This year's Yukon River Chinook salmon run will likely be small, according to forecast

Officials on both sides of the border are concerned that the run will once again fail to meet conservation and harvest goals. 

Officials on both sides of the border are concerned that the run will fail to meet conservation goals

Chinook salmon in the Whitehorse fish ladder viewing chamber. U.S. and Canadian experts are forecasting a small run on the Yukon River this year, with the most likely run size consisting of 57,000 Canadian-origin fish. (William Twardek)

The 2021 Yukon River Chinook salmon run will likely be a small one, according to pre-season forecasts. Officials on both sides of the border are concerned that the run will once again fail to meet conservation and harvest goals. 

Somewhere between 42,000 and 77,000 Canadian-origin fish are anticipated to make the journey from the Bering Sea this year, Alaska and Yukon experts told attendees during the Yukon River Panel's pre-season meeting on Tuesday. The most likely run size would be 57,000, they said.

That's smaller than the pre-season outlooks for 2020 and 2019 — and both those years ended disastrously when it came to getting enough salmon across the border.

Under an international treaty, Canada and the U.S. are supposed to work together to ensure at least 42,500 fish make it to their spawning waters in Yukon. That spawning escapement goal hasn't been met since 2018 — last year, only about 33,000 Chinook made it. 

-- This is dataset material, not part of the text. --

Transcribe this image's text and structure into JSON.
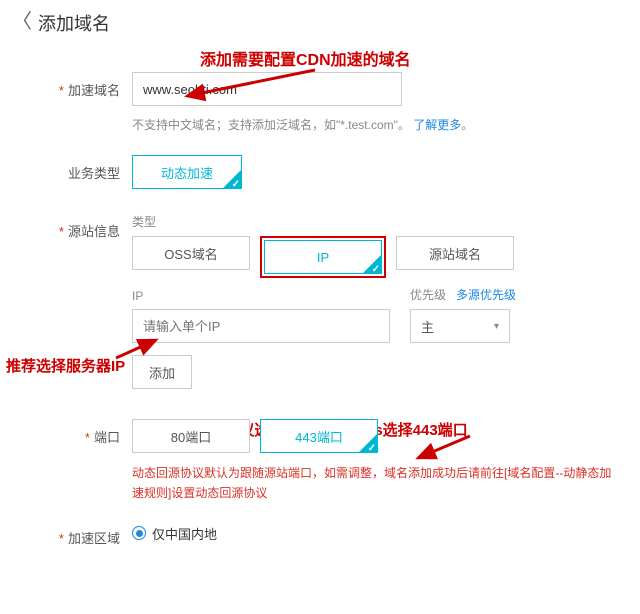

More fishing restrictions 'likely' in Alaska

"Based on our outlook and recent escapements, our management will be more restrictive than it was in 2020," Denna Jallen, the Alaska Department of Fish and Game's (ADFG) summer season management biologist, told meeting attendees.

"In 2020 we had fishing restrictions —  in 2021, we're likely going to have more fishing restrictions."

Alaska will be "managing conservatively" this year until at least the mid-point of the run, Jallen explained. Depending on what the actual numbers look like, the state may implement full fishing closures.

It's highly unlikely that the run will allow for a full subsistence harvest in Alaska, she said, and while fishermen will be allowed to catch other species, ADFG would be putting gear restrictions in place as the first group of Chinook make their way upstream. 

Besides getting enough fish into Canada, Jallen said there have also been worries about getting enough Chinook into Alaska tributaries. The forecast for the entire Chinook run is 102,000 to 189,000 fish, according to Jallen. Runs smaller than 160,000 often fail to meet escapement goals. 

'Very limited' Yukon First Nations harvest

Jesse Trerice, Yukon River fishery manager for Fisheries and Oceans Canada, said the 2021 outlook didn't "bode well for Canadian harvest opportunities." 

Only Yukon First Nations have been allowed to fish for Chinook on the Yukon River for years now due to steadily-declining run sizes. Trerice said they would likely have a "very limited" fishery this year, with public angling and commercial and domestic fisheries closed as usual.

"We can assume that there's a reasonable probability that the Canadian harvest share could be less than 1,400 Chinook, which is about less than a fifth of a full First Nation fishery allocation," she said. 

Depending on the in-season numbers, there could also be a full closure on harvest if the number of Canadian-origin Chinook comes in at the lower end of the forecast and the spawning escapement goal can't be met.

Chinook salmon typically begin entering the Yukon River in late May and June.